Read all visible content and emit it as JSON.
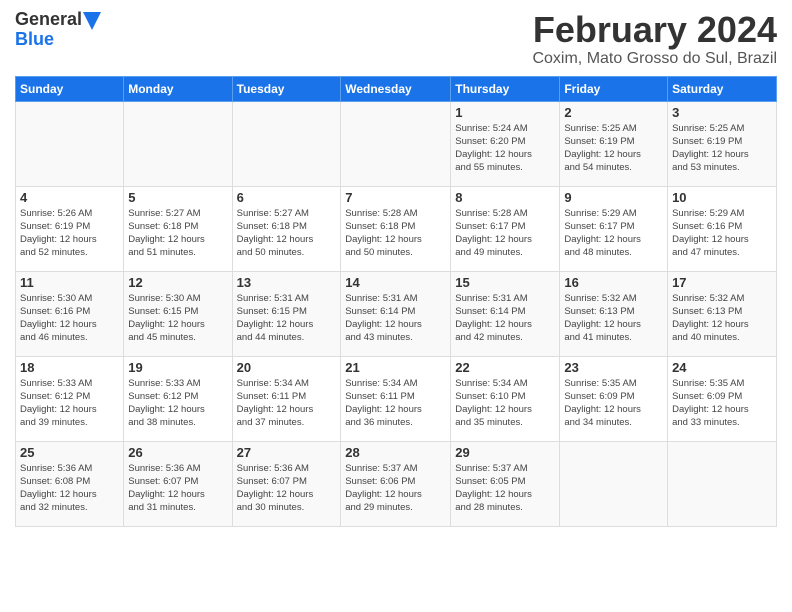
{
  "header": {
    "logo_general": "General",
    "logo_blue": "Blue",
    "month_title": "February 2024",
    "subtitle": "Coxim, Mato Grosso do Sul, Brazil"
  },
  "weekdays": [
    "Sunday",
    "Monday",
    "Tuesday",
    "Wednesday",
    "Thursday",
    "Friday",
    "Saturday"
  ],
  "weeks": [
    [
      {
        "day": "",
        "info": ""
      },
      {
        "day": "",
        "info": ""
      },
      {
        "day": "",
        "info": ""
      },
      {
        "day": "",
        "info": ""
      },
      {
        "day": "1",
        "info": "Sunrise: 5:24 AM\nSunset: 6:20 PM\nDaylight: 12 hours\nand 55 minutes."
      },
      {
        "day": "2",
        "info": "Sunrise: 5:25 AM\nSunset: 6:19 PM\nDaylight: 12 hours\nand 54 minutes."
      },
      {
        "day": "3",
        "info": "Sunrise: 5:25 AM\nSunset: 6:19 PM\nDaylight: 12 hours\nand 53 minutes."
      }
    ],
    [
      {
        "day": "4",
        "info": "Sunrise: 5:26 AM\nSunset: 6:19 PM\nDaylight: 12 hours\nand 52 minutes."
      },
      {
        "day": "5",
        "info": "Sunrise: 5:27 AM\nSunset: 6:18 PM\nDaylight: 12 hours\nand 51 minutes."
      },
      {
        "day": "6",
        "info": "Sunrise: 5:27 AM\nSunset: 6:18 PM\nDaylight: 12 hours\nand 50 minutes."
      },
      {
        "day": "7",
        "info": "Sunrise: 5:28 AM\nSunset: 6:18 PM\nDaylight: 12 hours\nand 50 minutes."
      },
      {
        "day": "8",
        "info": "Sunrise: 5:28 AM\nSunset: 6:17 PM\nDaylight: 12 hours\nand 49 minutes."
      },
      {
        "day": "9",
        "info": "Sunrise: 5:29 AM\nSunset: 6:17 PM\nDaylight: 12 hours\nand 48 minutes."
      },
      {
        "day": "10",
        "info": "Sunrise: 5:29 AM\nSunset: 6:16 PM\nDaylight: 12 hours\nand 47 minutes."
      }
    ],
    [
      {
        "day": "11",
        "info": "Sunrise: 5:30 AM\nSunset: 6:16 PM\nDaylight: 12 hours\nand 46 minutes."
      },
      {
        "day": "12",
        "info": "Sunrise: 5:30 AM\nSunset: 6:15 PM\nDaylight: 12 hours\nand 45 minutes."
      },
      {
        "day": "13",
        "info": "Sunrise: 5:31 AM\nSunset: 6:15 PM\nDaylight: 12 hours\nand 44 minutes."
      },
      {
        "day": "14",
        "info": "Sunrise: 5:31 AM\nSunset: 6:14 PM\nDaylight: 12 hours\nand 43 minutes."
      },
      {
        "day": "15",
        "info": "Sunrise: 5:31 AM\nSunset: 6:14 PM\nDaylight: 12 hours\nand 42 minutes."
      },
      {
        "day": "16",
        "info": "Sunrise: 5:32 AM\nSunset: 6:13 PM\nDaylight: 12 hours\nand 41 minutes."
      },
      {
        "day": "17",
        "info": "Sunrise: 5:32 AM\nSunset: 6:13 PM\nDaylight: 12 hours\nand 40 minutes."
      }
    ],
    [
      {
        "day": "18",
        "info": "Sunrise: 5:33 AM\nSunset: 6:12 PM\nDaylight: 12 hours\nand 39 minutes."
      },
      {
        "day": "19",
        "info": "Sunrise: 5:33 AM\nSunset: 6:12 PM\nDaylight: 12 hours\nand 38 minutes."
      },
      {
        "day": "20",
        "info": "Sunrise: 5:34 AM\nSunset: 6:11 PM\nDaylight: 12 hours\nand 37 minutes."
      },
      {
        "day": "21",
        "info": "Sunrise: 5:34 AM\nSunset: 6:11 PM\nDaylight: 12 hours\nand 36 minutes."
      },
      {
        "day": "22",
        "info": "Sunrise: 5:34 AM\nSunset: 6:10 PM\nDaylight: 12 hours\nand 35 minutes."
      },
      {
        "day": "23",
        "info": "Sunrise: 5:35 AM\nSunset: 6:09 PM\nDaylight: 12 hours\nand 34 minutes."
      },
      {
        "day": "24",
        "info": "Sunrise: 5:35 AM\nSunset: 6:09 PM\nDaylight: 12 hours\nand 33 minutes."
      }
    ],
    [
      {
        "day": "25",
        "info": "Sunrise: 5:36 AM\nSunset: 6:08 PM\nDaylight: 12 hours\nand 32 minutes."
      },
      {
        "day": "26",
        "info": "Sunrise: 5:36 AM\nSunset: 6:07 PM\nDaylight: 12 hours\nand 31 minutes."
      },
      {
        "day": "27",
        "info": "Sunrise: 5:36 AM\nSunset: 6:07 PM\nDaylight: 12 hours\nand 30 minutes."
      },
      {
        "day": "28",
        "info": "Sunrise: 5:37 AM\nSunset: 6:06 PM\nDaylight: 12 hours\nand 29 minutes."
      },
      {
        "day": "29",
        "info": "Sunrise: 5:37 AM\nSunset: 6:05 PM\nDaylight: 12 hours\nand 28 minutes."
      },
      {
        "day": "",
        "info": ""
      },
      {
        "day": "",
        "info": ""
      }
    ]
  ]
}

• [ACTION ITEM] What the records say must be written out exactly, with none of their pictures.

• [FINISHED TASK]
Read all visible content and emit it as JSON.
{
  "header": {
    "logo_general": "General",
    "logo_blue": "Blue",
    "month_title": "February 2024",
    "subtitle": "Coxim, Mato Grosso do Sul, Brazil"
  },
  "weekdays": [
    "Sunday",
    "Monday",
    "Tuesday",
    "Wednesday",
    "Thursday",
    "Friday",
    "Saturday"
  ],
  "weeks": [
    [
      {
        "day": "",
        "info": ""
      },
      {
        "day": "",
        "info": ""
      },
      {
        "day": "",
        "info": ""
      },
      {
        "day": "",
        "info": ""
      },
      {
        "day": "1",
        "info": "Sunrise: 5:24 AM\nSunset: 6:20 PM\nDaylight: 12 hours\nand 55 minutes."
      },
      {
        "day": "2",
        "info": "Sunrise: 5:25 AM\nSunset: 6:19 PM\nDaylight: 12 hours\nand 54 minutes."
      },
      {
        "day": "3",
        "info": "Sunrise: 5:25 AM\nSunset: 6:19 PM\nDaylight: 12 hours\nand 53 minutes."
      }
    ],
    [
      {
        "day": "4",
        "info": "Sunrise: 5:26 AM\nSunset: 6:19 PM\nDaylight: 12 hours\nand 52 minutes."
      },
      {
        "day": "5",
        "info": "Sunrise: 5:27 AM\nSunset: 6:18 PM\nDaylight: 12 hours\nand 51 minutes."
      },
      {
        "day": "6",
        "info": "Sunrise: 5:27 AM\nSunset: 6:18 PM\nDaylight: 12 hours\nand 50 minutes."
      },
      {
        "day": "7",
        "info": "Sunrise: 5:28 AM\nSunset: 6:18 PM\nDaylight: 12 hours\nand 50 minutes."
      },
      {
        "day": "8",
        "info": "Sunrise: 5:28 AM\nSunset: 6:17 PM\nDaylight: 12 hours\nand 49 minutes."
      },
      {
        "day": "9",
        "info": "Sunrise: 5:29 AM\nSunset: 6:17 PM\nDaylight: 12 hours\nand 48 minutes."
      },
      {
        "day": "10",
        "info": "Sunrise: 5:29 AM\nSunset: 6:16 PM\nDaylight: 12 hours\nand 47 minutes."
      }
    ],
    [
      {
        "day": "11",
        "info": "Sunrise: 5:30 AM\nSunset: 6:16 PM\nDaylight: 12 hours\nand 46 minutes."
      },
      {
        "day": "12",
        "info": "Sunrise: 5:30 AM\nSunset: 6:15 PM\nDaylight: 12 hours\nand 45 minutes."
      },
      {
        "day": "13",
        "info": "Sunrise: 5:31 AM\nSunset: 6:15 PM\nDaylight: 12 hours\nand 44 minutes."
      },
      {
        "day": "14",
        "info": "Sunrise: 5:31 AM\nSunset: 6:14 PM\nDaylight: 12 hours\nand 43 minutes."
      },
      {
        "day": "15",
        "info": "Sunrise: 5:31 AM\nSunset: 6:14 PM\nDaylight: 12 hours\nand 42 minutes."
      },
      {
        "day": "16",
        "info": "Sunrise: 5:32 AM\nSunset: 6:13 PM\nDaylight: 12 hours\nand 41 minutes."
      },
      {
        "day": "17",
        "info": "Sunrise: 5:32 AM\nSunset: 6:13 PM\nDaylight: 12 hours\nand 40 minutes."
      }
    ],
    [
      {
        "day": "18",
        "info": "Sunrise: 5:33 AM\nSunset: 6:12 PM\nDaylight: 12 hours\nand 39 minutes."
      },
      {
        "day": "19",
        "info": "Sunrise: 5:33 AM\nSunset: 6:12 PM\nDaylight: 12 hours\nand 38 minutes."
      },
      {
        "day": "20",
        "info": "Sunrise: 5:34 AM\nSunset: 6:11 PM\nDaylight: 12 hours\nand 37 minutes."
      },
      {
        "day": "21",
        "info": "Sunrise: 5:34 AM\nSunset: 6:11 PM\nDaylight: 12 hours\nand 36 minutes."
      },
      {
        "day": "22",
        "info": "Sunrise: 5:34 AM\nSunset: 6:10 PM\nDaylight: 12 hours\nand 35 minutes."
      },
      {
        "day": "23",
        "info": "Sunrise: 5:35 AM\nSunset: 6:09 PM\nDaylight: 12 hours\nand 34 minutes."
      },
      {
        "day": "24",
        "info": "Sunrise: 5:35 AM\nSunset: 6:09 PM\nDaylight: 12 hours\nand 33 minutes."
      }
    ],
    [
      {
        "day": "25",
        "info": "Sunrise: 5:36 AM\nSunset: 6:08 PM\nDaylight: 12 hours\nand 32 minutes."
      },
      {
        "day": "26",
        "info": "Sunrise: 5:36 AM\nSunset: 6:07 PM\nDaylight: 12 hours\nand 31 minutes."
      },
      {
        "day": "27",
        "info": "Sunrise: 5:36 AM\nSunset: 6:07 PM\nDaylight: 12 hours\nand 30 minutes."
      },
      {
        "day": "28",
        "info": "Sunrise: 5:37 AM\nSunset: 6:06 PM\nDaylight: 12 hours\nand 29 minutes."
      },
      {
        "day": "29",
        "info": "Sunrise: 5:37 AM\nSunset: 6:05 PM\nDaylight: 12 hours\nand 28 minutes."
      },
      {
        "day": "",
        "info": ""
      },
      {
        "day": "",
        "info": ""
      }
    ]
  ]
}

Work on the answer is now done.